Saint George was born in Cappadocia, at the close of the third century, of Christian parents. In early youth he chose a soldier’s life, and soon obtained the favor of Diocletian, who advanced him to the grade of tribune. When, however, SS3ES—zJr 1 l’5z5J U round him made “that his real lineaments became hard to trace. Even beyond the circle of Christendom he was held in honor, and invading Saracens taught themselves to except from desecration the image of him they hailed as the “Whitehorsed Knight.” The devotion to Saint George is one of the most ancient and widely spread in the Church. In the East, a church of Saint George is ascribed to Constantine, and his name is invoked in the most ancient liturgies; whilst in the West, Malta, Barcelona, Valencia, Arragon, Genoa, and England have chosen him as their patron.

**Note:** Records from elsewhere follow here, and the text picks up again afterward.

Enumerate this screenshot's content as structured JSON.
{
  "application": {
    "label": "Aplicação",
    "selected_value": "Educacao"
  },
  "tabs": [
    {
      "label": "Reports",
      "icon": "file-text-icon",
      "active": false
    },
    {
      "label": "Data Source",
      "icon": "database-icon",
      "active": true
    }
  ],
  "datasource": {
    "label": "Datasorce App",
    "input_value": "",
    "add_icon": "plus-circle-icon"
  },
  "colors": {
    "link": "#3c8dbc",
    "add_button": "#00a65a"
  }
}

Reflection – “What shall I say of fortitude, without which neither wisdom nor justice is of any worth? Fortitude is not of the body, but is a constancy of soul; wherewith we are conquerors in righteousness, patiently bear all adversities, and in prosperity are not puffed up. This fortitude he lacks who is overcome by pride, anger, greed, drunkenness, and the like. Neither have they fortitude who when in adversity make shift to escape at their souls’ expense; wherefore the Lord saith, ‘ Fear not those who kill the body, but cannot kill the soul.’ In like manner those who are puffed up in prosperity and abandon themselves to excessive joviality cannot be called strong. For how can they be called strong who cannot hide and repress the heart’s emotion? Fortitude is never conquered, or if conquered, is not fortitude.”—St. Bruno.

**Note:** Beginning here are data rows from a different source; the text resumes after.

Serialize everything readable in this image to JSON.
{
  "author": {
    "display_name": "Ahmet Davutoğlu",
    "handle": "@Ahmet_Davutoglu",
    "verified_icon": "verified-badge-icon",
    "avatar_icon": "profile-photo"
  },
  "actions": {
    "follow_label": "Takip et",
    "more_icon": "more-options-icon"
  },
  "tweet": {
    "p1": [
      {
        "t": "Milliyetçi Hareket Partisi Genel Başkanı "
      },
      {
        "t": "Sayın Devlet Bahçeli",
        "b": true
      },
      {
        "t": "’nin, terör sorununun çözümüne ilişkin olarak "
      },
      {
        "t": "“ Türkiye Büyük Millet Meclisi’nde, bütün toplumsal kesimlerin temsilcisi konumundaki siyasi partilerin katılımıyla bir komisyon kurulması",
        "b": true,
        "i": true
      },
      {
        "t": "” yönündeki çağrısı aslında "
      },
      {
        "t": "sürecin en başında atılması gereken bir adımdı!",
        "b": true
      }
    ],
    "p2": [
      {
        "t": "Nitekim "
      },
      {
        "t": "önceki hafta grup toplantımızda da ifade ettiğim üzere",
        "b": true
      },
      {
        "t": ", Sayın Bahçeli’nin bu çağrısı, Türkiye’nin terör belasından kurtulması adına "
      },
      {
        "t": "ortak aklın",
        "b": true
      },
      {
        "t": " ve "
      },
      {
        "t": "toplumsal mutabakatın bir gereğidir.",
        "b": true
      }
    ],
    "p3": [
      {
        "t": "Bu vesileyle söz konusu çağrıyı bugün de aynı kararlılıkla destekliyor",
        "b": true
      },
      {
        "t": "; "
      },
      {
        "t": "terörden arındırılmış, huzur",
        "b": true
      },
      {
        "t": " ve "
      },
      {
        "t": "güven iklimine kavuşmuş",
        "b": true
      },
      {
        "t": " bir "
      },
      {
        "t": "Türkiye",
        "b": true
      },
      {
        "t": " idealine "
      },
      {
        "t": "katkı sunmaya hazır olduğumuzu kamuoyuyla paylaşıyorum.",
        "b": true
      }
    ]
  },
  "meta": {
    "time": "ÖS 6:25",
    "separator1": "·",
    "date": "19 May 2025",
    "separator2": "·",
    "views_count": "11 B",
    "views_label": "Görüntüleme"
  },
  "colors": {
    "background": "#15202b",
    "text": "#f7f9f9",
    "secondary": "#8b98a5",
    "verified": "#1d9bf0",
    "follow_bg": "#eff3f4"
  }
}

- John Dawson Gilmary Shea. “Saint George, Martyr”. , 1889. Saints.SQPN.com. 7 March 2014. Web. 1 September 2014. <>